> [Your task]: Word for word, and without a single picture, repeat the entries.

> [Data records]:
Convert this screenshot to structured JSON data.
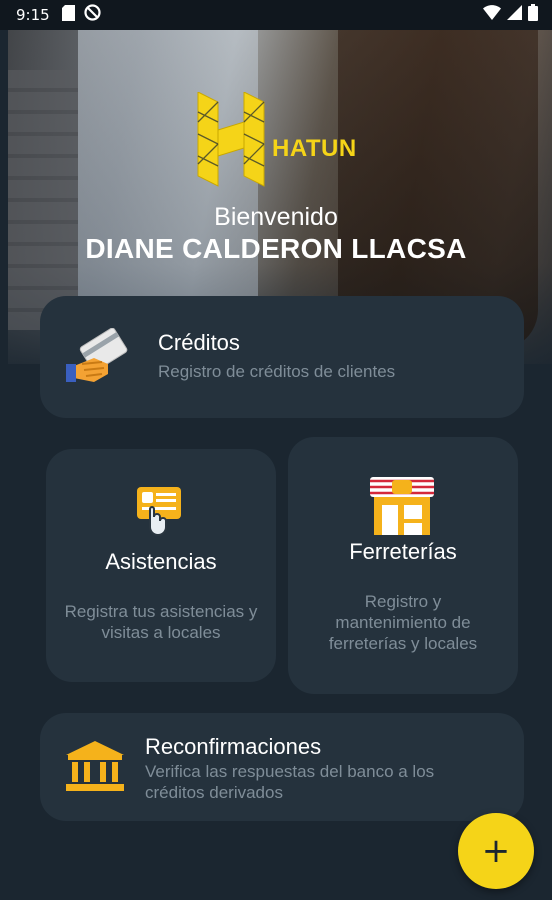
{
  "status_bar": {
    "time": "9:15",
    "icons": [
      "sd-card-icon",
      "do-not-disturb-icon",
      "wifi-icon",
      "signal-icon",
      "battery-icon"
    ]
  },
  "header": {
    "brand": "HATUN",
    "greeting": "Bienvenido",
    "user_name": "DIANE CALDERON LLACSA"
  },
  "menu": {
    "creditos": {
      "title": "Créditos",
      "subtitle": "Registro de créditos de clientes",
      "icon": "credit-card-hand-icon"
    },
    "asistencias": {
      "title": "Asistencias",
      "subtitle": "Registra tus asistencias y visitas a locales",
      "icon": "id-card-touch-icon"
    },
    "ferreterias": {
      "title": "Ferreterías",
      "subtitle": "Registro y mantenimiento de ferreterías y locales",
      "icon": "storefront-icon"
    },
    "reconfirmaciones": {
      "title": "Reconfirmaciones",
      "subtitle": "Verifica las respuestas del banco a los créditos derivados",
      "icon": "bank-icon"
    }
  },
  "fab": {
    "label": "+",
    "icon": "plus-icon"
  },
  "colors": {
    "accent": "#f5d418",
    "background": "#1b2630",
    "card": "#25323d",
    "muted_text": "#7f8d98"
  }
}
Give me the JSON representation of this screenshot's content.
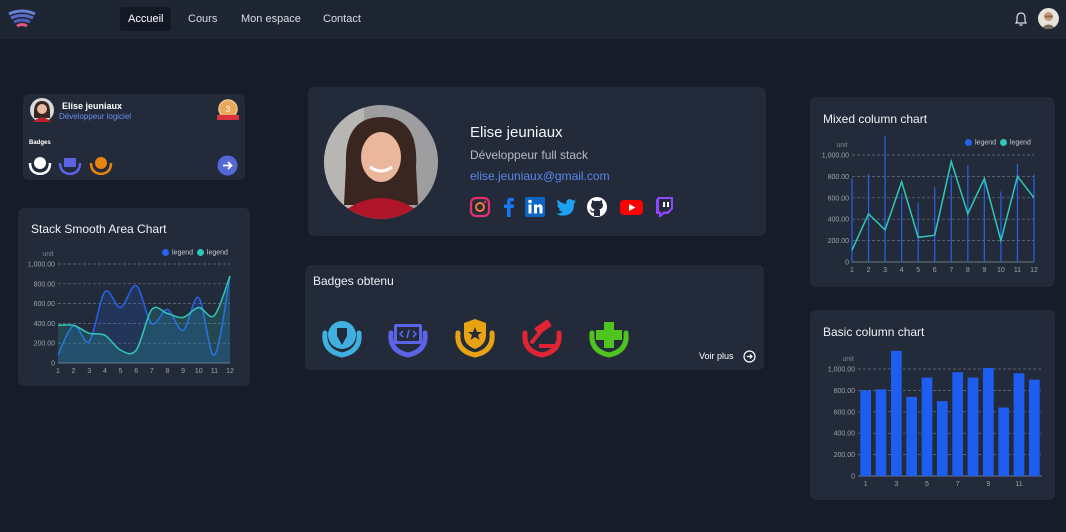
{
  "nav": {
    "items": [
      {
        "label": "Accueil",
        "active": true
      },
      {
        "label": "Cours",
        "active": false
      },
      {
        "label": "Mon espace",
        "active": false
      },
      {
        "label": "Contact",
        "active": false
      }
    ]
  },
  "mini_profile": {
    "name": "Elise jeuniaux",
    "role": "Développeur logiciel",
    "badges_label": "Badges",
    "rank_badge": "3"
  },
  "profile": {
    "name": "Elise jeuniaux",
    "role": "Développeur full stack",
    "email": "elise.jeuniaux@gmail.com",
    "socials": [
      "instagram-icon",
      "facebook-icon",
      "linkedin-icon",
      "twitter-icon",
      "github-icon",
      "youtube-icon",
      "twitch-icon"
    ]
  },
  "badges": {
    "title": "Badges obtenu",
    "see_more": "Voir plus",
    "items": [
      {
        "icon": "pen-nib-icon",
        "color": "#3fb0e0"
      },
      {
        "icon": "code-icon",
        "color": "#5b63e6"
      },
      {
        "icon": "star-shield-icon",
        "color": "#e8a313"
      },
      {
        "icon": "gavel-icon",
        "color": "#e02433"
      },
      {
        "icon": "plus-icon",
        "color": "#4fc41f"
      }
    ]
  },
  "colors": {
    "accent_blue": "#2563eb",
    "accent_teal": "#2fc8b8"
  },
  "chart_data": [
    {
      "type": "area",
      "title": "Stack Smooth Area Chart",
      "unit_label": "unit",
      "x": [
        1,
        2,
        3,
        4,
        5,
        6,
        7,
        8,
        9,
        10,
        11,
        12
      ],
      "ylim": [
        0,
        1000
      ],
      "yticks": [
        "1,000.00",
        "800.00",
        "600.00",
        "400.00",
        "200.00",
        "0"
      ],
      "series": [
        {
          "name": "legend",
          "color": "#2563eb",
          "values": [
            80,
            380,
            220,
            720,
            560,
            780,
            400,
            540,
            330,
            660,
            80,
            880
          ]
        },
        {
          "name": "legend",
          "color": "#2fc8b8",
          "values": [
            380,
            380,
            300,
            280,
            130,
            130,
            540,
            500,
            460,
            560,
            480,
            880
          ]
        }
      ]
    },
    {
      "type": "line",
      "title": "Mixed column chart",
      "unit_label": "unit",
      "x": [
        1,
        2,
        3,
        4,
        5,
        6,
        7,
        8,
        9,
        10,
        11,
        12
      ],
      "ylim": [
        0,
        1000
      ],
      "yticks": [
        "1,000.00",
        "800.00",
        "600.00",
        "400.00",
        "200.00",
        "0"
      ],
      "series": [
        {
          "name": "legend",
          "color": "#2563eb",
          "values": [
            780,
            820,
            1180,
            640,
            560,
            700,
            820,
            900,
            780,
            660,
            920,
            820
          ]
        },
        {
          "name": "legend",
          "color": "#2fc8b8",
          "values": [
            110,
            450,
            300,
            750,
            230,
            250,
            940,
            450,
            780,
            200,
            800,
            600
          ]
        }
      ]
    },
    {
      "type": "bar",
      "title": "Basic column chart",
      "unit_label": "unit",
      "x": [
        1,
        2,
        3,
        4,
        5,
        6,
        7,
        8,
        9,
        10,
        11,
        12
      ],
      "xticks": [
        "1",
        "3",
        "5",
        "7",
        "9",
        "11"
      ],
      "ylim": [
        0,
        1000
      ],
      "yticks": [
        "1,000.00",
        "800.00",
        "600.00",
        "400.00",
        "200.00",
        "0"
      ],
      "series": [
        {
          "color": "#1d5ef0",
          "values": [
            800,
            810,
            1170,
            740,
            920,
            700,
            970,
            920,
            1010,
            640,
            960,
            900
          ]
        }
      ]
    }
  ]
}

> [Answer section]:
Convert this screenshot to structured JSON data.
{
  "status_bar": {
    "time": "9:15",
    "icons": [
      "sd-card-icon",
      "do-not-disturb-icon",
      "wifi-icon",
      "signal-icon",
      "battery-icon"
    ]
  },
  "header": {
    "brand": "HATUN",
    "greeting": "Bienvenido",
    "user_name": "DIANE CALDERON LLACSA"
  },
  "menu": {
    "creditos": {
      "title": "Créditos",
      "subtitle": "Registro de créditos de clientes",
      "icon": "credit-card-hand-icon"
    },
    "asistencias": {
      "title": "Asistencias",
      "subtitle": "Registra tus asistencias y visitas a locales",
      "icon": "id-card-touch-icon"
    },
    "ferreterias": {
      "title": "Ferreterías",
      "subtitle": "Registro y mantenimiento de ferreterías y locales",
      "icon": "storefront-icon"
    },
    "reconfirmaciones": {
      "title": "Reconfirmaciones",
      "subtitle": "Verifica las respuestas del banco a los créditos derivados",
      "icon": "bank-icon"
    }
  },
  "fab": {
    "label": "+",
    "icon": "plus-icon"
  },
  "colors": {
    "accent": "#f5d418",
    "background": "#1b2630",
    "card": "#25323d",
    "muted_text": "#7f8d98"
  }
}
Give me the JSON representation of this screenshot's content.
{
  "nav": {
    "items": [
      {
        "label": "Accueil",
        "active": true
      },
      {
        "label": "Cours",
        "active": false
      },
      {
        "label": "Mon espace",
        "active": false
      },
      {
        "label": "Contact",
        "active": false
      }
    ]
  },
  "mini_profile": {
    "name": "Elise jeuniaux",
    "role": "Développeur logiciel",
    "badges_label": "Badges",
    "rank_badge": "3"
  },
  "profile": {
    "name": "Elise jeuniaux",
    "role": "Développeur full stack",
    "email": "elise.jeuniaux@gmail.com",
    "socials": [
      "instagram-icon",
      "facebook-icon",
      "linkedin-icon",
      "twitter-icon",
      "github-icon",
      "youtube-icon",
      "twitch-icon"
    ]
  },
  "badges": {
    "title": "Badges obtenu",
    "see_more": "Voir plus",
    "items": [
      {
        "icon": "pen-nib-icon",
        "color": "#3fb0e0"
      },
      {
        "icon": "code-icon",
        "color": "#5b63e6"
      },
      {
        "icon": "star-shield-icon",
        "color": "#e8a313"
      },
      {
        "icon": "gavel-icon",
        "color": "#e02433"
      },
      {
        "icon": "plus-icon",
        "color": "#4fc41f"
      }
    ]
  },
  "colors": {
    "accent_blue": "#2563eb",
    "accent_teal": "#2fc8b8"
  },
  "chart_data": [
    {
      "type": "area",
      "title": "Stack Smooth Area Chart",
      "unit_label": "unit",
      "x": [
        1,
        2,
        3,
        4,
        5,
        6,
        7,
        8,
        9,
        10,
        11,
        12
      ],
      "ylim": [
        0,
        1000
      ],
      "yticks": [
        "1,000.00",
        "800.00",
        "600.00",
        "400.00",
        "200.00",
        "0"
      ],
      "series": [
        {
          "name": "legend",
          "color": "#2563eb",
          "values": [
            80,
            380,
            220,
            720,
            560,
            780,
            400,
            540,
            330,
            660,
            80,
            880
          ]
        },
        {
          "name": "legend",
          "color": "#2fc8b8",
          "values": [
            380,
            380,
            300,
            280,
            130,
            130,
            540,
            500,
            460,
            560,
            480,
            880
          ]
        }
      ]
    },
    {
      "type": "line",
      "title": "Mixed column chart",
      "unit_label": "unit",
      "x": [
        1,
        2,
        3,
        4,
        5,
        6,
        7,
        8,
        9,
        10,
        11,
        12
      ],
      "ylim": [
        0,
        1000
      ],
      "yticks": [
        "1,000.00",
        "800.00",
        "600.00",
        "400.00",
        "200.00",
        "0"
      ],
      "series": [
        {
          "name": "legend",
          "color": "#2563eb",
          "values": [
            780,
            820,
            1180,
            640,
            560,
            700,
            820,
            900,
            780,
            660,
            920,
            820
          ]
        },
        {
          "name": "legend",
          "color": "#2fc8b8",
          "values": [
            110,
            450,
            300,
            750,
            230,
            250,
            940,
            450,
            780,
            200,
            800,
            600
          ]
        }
      ]
    },
    {
      "type": "bar",
      "title": "Basic column chart",
      "unit_label": "unit",
      "x": [
        1,
        2,
        3,
        4,
        5,
        6,
        7,
        8,
        9,
        10,
        11,
        12
      ],
      "xticks": [
        "1",
        "3",
        "5",
        "7",
        "9",
        "11"
      ],
      "ylim": [
        0,
        1000
      ],
      "yticks": [
        "1,000.00",
        "800.00",
        "600.00",
        "400.00",
        "200.00",
        "0"
      ],
      "series": [
        {
          "color": "#1d5ef0",
          "values": [
            800,
            810,
            1170,
            740,
            920,
            700,
            970,
            920,
            1010,
            640,
            960,
            900
          ]
        }
      ]
    }
  ]
}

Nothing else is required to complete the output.